■ Data extracted from a collection ■

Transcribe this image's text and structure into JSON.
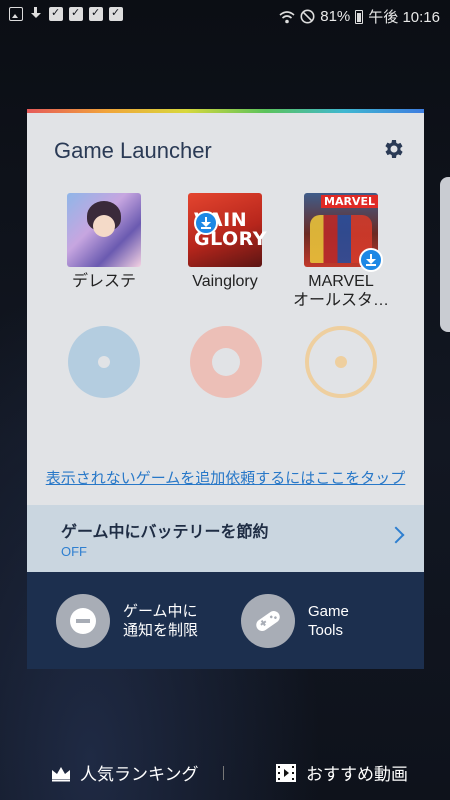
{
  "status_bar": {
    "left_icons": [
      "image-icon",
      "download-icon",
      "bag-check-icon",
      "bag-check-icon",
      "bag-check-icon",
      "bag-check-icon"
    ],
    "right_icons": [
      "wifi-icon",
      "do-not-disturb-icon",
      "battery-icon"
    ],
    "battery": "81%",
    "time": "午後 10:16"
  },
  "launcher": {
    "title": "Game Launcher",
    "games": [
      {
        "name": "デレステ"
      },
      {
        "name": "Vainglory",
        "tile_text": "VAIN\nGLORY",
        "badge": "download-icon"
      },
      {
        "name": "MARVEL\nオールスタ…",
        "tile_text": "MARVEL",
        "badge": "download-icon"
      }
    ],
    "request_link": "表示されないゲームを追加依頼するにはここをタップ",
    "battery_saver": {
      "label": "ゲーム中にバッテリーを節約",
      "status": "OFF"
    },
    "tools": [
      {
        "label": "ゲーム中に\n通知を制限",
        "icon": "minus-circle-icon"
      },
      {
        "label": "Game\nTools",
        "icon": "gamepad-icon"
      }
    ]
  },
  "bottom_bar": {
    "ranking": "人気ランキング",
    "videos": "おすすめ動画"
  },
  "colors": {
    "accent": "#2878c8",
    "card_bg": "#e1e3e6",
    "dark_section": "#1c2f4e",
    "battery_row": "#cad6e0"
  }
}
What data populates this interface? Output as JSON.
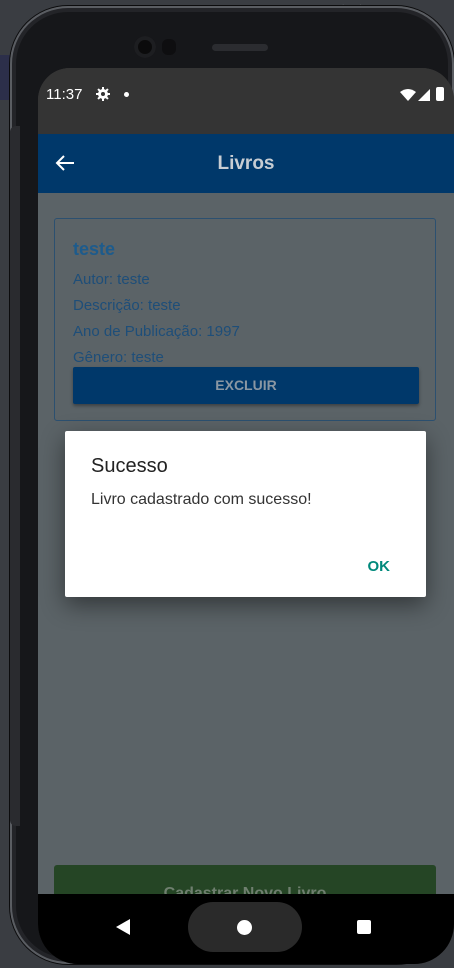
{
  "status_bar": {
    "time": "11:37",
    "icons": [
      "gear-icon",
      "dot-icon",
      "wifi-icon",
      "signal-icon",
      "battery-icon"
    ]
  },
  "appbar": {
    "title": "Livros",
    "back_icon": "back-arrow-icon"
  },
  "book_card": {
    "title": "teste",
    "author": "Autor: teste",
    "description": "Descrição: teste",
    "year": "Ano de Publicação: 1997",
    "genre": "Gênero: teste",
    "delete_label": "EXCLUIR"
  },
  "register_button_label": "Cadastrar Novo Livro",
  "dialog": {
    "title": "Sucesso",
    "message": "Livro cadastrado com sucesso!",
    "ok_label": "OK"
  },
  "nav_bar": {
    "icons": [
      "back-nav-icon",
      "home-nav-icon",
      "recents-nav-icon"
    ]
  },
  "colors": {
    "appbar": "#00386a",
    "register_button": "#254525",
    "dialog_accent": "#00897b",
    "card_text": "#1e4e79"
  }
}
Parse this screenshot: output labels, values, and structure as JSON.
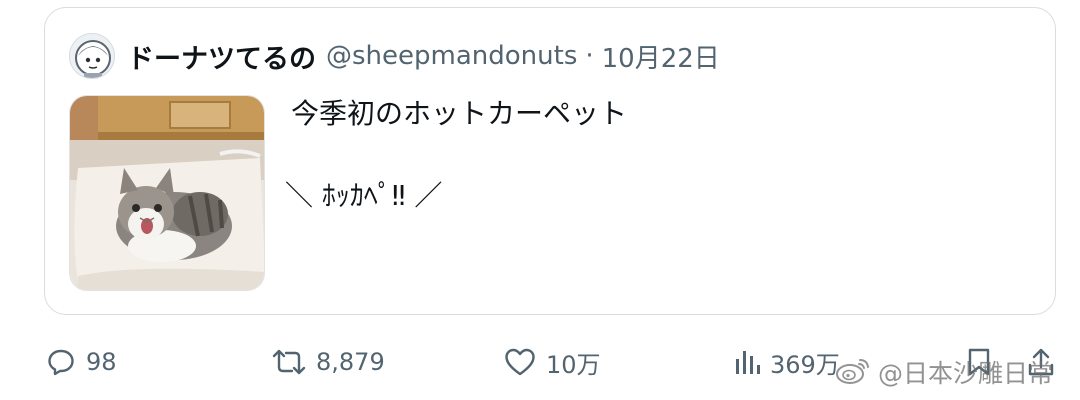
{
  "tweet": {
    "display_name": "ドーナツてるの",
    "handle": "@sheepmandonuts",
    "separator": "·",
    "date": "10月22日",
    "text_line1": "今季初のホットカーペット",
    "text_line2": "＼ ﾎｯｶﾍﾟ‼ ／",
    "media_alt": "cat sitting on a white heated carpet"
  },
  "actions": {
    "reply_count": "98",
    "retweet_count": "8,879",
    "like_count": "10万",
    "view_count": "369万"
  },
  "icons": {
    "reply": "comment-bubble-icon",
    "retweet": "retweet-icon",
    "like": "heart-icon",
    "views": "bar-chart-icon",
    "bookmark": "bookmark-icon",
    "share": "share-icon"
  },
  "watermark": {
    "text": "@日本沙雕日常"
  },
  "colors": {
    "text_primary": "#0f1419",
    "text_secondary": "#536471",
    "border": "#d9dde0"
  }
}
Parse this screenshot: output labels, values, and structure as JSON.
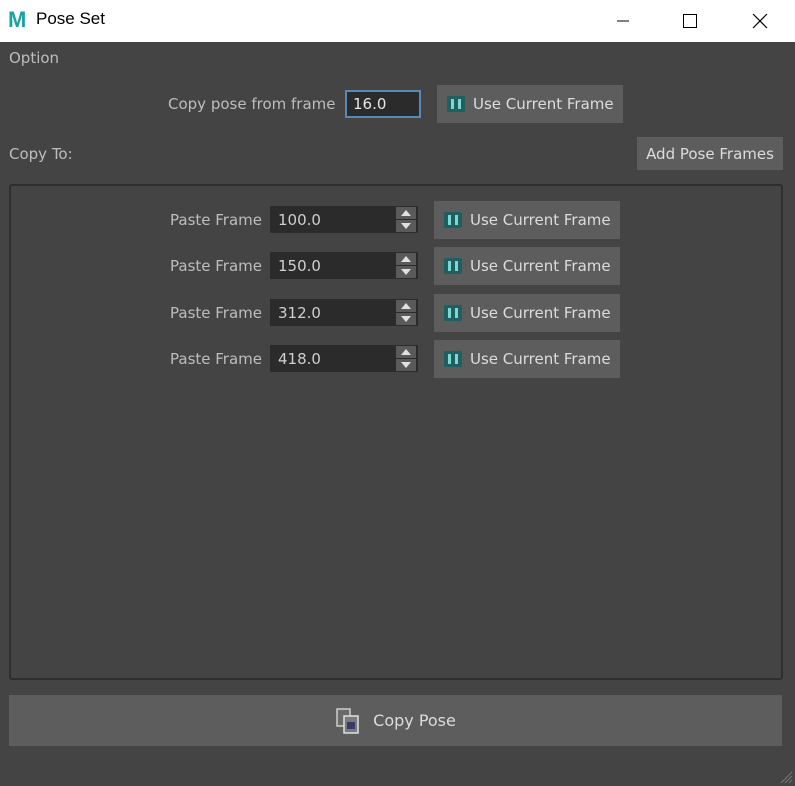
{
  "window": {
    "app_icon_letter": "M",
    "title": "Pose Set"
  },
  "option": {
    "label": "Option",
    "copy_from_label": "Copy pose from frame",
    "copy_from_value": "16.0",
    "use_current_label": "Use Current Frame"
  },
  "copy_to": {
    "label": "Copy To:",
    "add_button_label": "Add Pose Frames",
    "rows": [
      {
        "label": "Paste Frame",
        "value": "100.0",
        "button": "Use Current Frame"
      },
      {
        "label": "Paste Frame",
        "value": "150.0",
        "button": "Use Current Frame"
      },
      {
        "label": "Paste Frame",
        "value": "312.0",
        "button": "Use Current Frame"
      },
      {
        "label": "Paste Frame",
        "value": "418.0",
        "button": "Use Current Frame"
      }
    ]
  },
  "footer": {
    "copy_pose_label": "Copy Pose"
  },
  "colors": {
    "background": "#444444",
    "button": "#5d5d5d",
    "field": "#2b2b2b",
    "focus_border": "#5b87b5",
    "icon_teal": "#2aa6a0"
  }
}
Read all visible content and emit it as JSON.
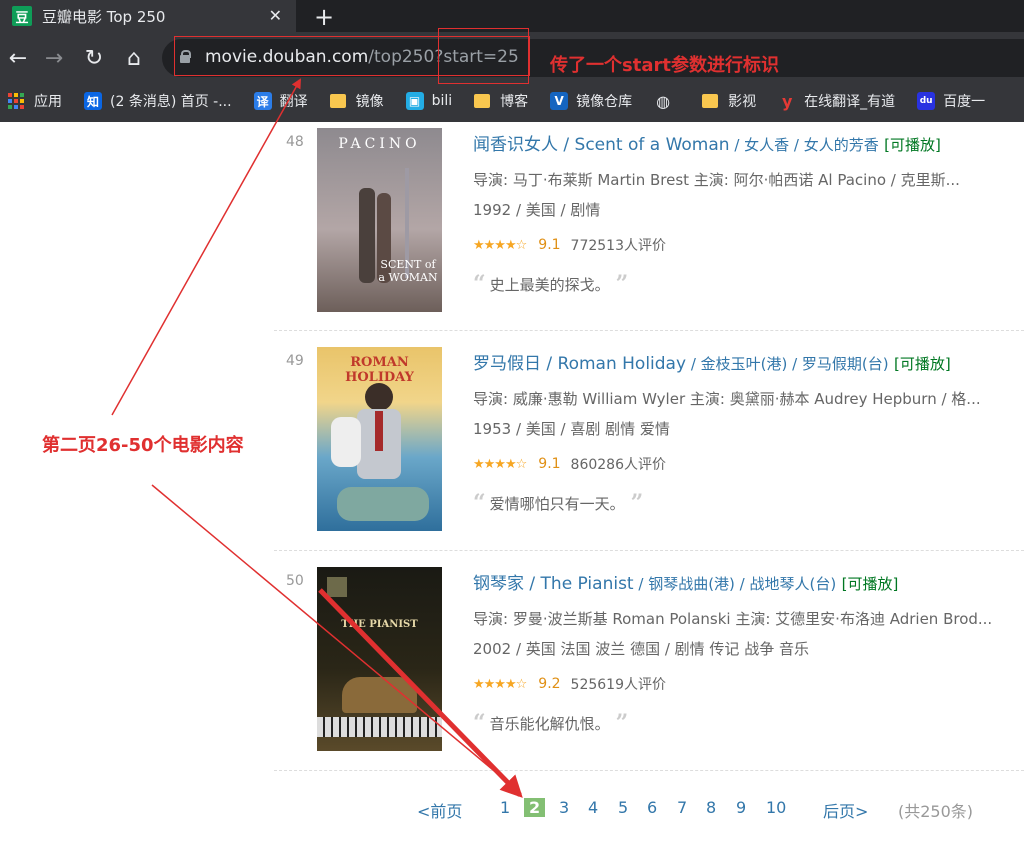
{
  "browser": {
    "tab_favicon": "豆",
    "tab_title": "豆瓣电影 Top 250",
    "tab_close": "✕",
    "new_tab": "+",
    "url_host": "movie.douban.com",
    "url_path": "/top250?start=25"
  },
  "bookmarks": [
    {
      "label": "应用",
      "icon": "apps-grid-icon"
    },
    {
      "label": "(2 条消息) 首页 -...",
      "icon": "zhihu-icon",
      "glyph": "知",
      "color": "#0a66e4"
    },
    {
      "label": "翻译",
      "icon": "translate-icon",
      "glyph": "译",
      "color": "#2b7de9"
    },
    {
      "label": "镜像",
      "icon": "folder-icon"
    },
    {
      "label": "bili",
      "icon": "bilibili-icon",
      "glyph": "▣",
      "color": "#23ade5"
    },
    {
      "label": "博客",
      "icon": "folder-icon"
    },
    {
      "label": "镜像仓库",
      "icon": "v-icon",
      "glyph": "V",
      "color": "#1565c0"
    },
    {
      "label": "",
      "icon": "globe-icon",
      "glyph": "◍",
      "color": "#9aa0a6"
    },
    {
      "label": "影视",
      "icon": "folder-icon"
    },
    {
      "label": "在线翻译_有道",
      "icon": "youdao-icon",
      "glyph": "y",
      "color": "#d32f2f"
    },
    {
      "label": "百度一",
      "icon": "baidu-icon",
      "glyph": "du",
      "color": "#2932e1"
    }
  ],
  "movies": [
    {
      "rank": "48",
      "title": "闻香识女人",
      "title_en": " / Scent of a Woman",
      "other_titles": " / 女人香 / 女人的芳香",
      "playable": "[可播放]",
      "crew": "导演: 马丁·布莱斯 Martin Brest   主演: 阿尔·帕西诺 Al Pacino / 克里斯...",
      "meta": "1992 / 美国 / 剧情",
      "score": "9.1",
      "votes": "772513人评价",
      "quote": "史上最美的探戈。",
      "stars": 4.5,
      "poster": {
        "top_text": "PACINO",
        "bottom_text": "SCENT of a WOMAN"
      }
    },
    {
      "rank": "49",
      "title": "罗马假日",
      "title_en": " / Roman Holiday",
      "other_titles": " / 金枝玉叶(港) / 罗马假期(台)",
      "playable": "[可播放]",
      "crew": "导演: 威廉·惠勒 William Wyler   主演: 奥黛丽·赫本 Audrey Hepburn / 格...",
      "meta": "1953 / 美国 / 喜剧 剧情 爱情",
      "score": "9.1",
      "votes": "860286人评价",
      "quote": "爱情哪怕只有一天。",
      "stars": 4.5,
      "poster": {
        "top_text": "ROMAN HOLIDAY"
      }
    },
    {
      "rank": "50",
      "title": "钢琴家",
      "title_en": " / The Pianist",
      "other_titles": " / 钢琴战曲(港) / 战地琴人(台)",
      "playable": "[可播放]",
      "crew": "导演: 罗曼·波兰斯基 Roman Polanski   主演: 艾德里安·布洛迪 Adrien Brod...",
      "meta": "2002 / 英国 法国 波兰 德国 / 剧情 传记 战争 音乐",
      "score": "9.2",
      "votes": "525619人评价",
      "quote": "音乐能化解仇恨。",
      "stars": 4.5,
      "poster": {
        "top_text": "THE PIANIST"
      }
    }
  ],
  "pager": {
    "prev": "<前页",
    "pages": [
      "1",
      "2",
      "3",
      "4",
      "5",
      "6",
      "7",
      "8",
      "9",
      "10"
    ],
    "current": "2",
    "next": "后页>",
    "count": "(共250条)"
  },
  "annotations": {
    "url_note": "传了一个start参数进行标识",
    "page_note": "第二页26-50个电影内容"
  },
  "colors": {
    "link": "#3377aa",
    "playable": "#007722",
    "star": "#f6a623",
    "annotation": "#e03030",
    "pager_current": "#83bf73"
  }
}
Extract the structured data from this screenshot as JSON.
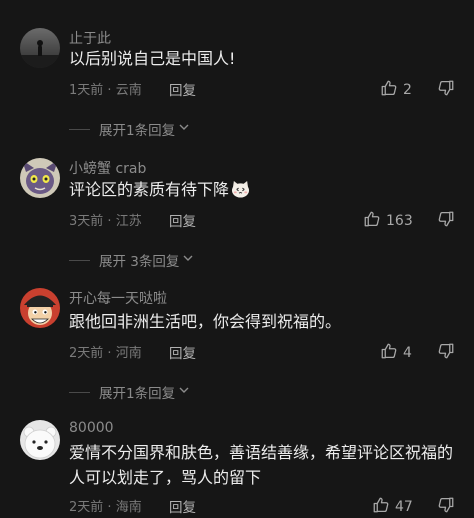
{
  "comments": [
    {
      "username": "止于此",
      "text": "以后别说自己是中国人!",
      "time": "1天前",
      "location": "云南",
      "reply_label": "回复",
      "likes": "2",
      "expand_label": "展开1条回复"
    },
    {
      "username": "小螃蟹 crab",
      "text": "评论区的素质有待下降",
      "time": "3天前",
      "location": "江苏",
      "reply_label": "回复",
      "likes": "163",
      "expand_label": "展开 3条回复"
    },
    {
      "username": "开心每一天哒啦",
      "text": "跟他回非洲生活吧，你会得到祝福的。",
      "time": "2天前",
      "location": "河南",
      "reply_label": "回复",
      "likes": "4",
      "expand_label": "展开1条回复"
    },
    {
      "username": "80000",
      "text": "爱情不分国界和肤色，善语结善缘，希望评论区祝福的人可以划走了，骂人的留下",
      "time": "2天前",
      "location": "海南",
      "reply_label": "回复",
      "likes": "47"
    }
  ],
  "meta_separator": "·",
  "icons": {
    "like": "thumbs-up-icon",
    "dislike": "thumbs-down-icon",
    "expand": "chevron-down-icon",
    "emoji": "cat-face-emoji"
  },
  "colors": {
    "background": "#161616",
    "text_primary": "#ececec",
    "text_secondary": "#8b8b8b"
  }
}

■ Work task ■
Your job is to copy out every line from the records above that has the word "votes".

■ Solution to the problem ■
      "votes": "772513人评价",
      "votes": "860286人评价",
      "votes": "525619人评价",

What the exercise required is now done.